  10. If possible, keep the jar in the sunlight otherwise at any other warm spot in your kitchen. Stir it daily with light hands taking care that vadas do not break.

  11. After about 4 to 5 days, mustard seeds will swell and the water will taste tangy too. 

  12. To serve, put one or two Vadas in a glass/bowl and fill it with kanji (fermented water). 

  13. You can add little green coriander chutney for making it spicy.

  14. Once ready, it remains good up to a week only thereafter the taste starts deteriorating. To increase its shelf life you can keep it in the refrigerator After it is ready.

Recipe Notes

  1. Kanji takes a minimum of 4 to 5 days to get properly tangy. In cold weather, it may take up to a week or a little more.
  2. Do soak the vadas twice in plain water to get rid of all excess oil.
  3. Adjust salt as per your taste.
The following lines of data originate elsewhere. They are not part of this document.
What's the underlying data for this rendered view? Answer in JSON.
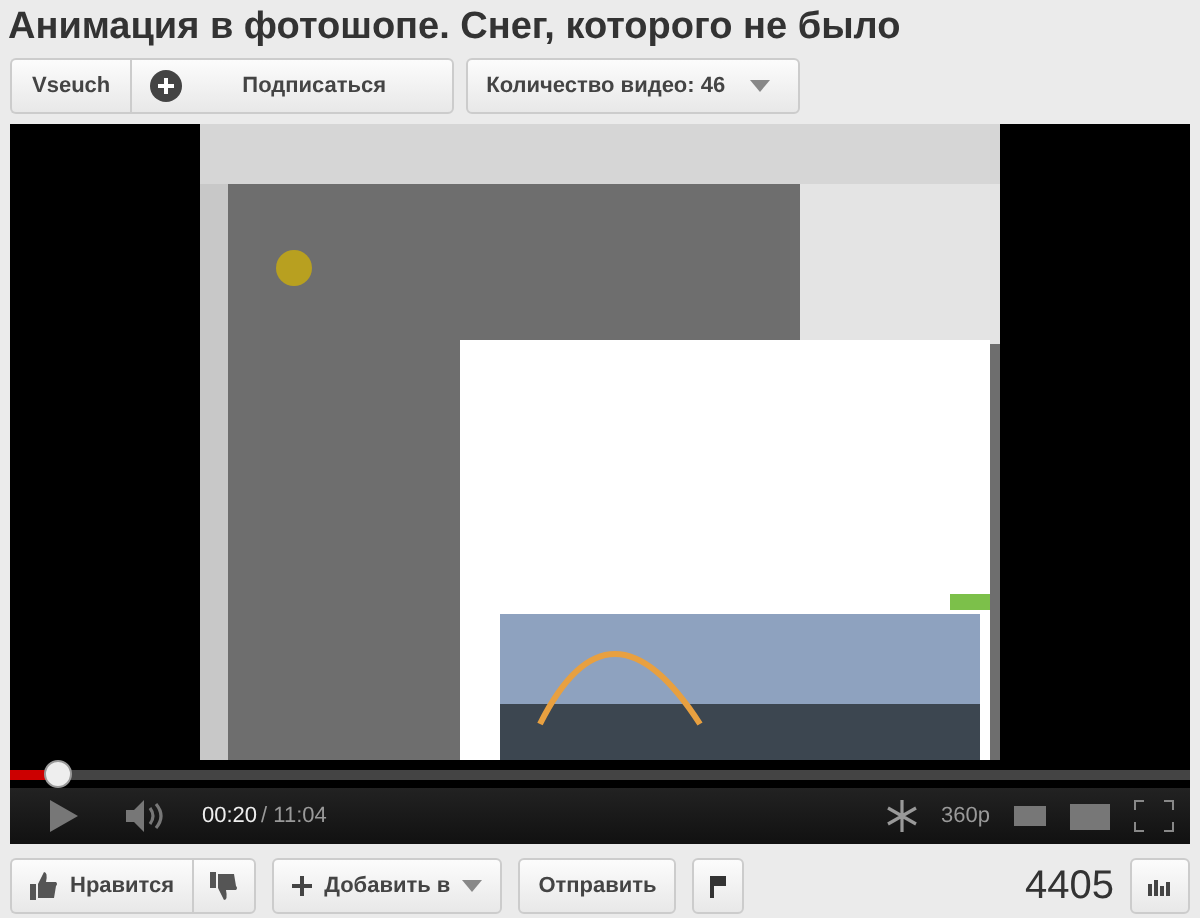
{
  "title": "Анимация в фотошопе. Снег, которого не было",
  "channel": {
    "name": "Vseuch",
    "subscribe": "Подписаться",
    "video_count": "Количество видео: 46"
  },
  "player": {
    "progress": {
      "level": 0.04
    },
    "current_time": "00:20",
    "duration": "/ 11:04",
    "quality": "360p"
  },
  "actions": {
    "like": "Нравится",
    "add": "Добавить в",
    "share": "Отправить"
  },
  "views": "4405"
}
Taste kanji after 3 to 4 days, if need be, add little more salt.
  4. Be gentle while stirring kanji in the jar, taking care that the vadas remain intact.
  5. I do not add spices or salt while making Vadas as they absorb it well while soaked in the kanji. However, you may add red chilli powder, and other spices to it if you have a liking for it.
  6. Once the kanji gets ready and if the weather is hot then you can keep it in the refrigerator also.

Check out the Blogging Marathon page for the other Blogging Marathoners doing this BM#98

I had been thinking to post this recipe for long but somehow couldn’t. Probably, I saved it for the Blogging Marathon only as this is my third-day entry in it under the Festival theme. BMLogo

 

Stay Fit… Stay Healthy… But most importantly, Stay Happy…

Samira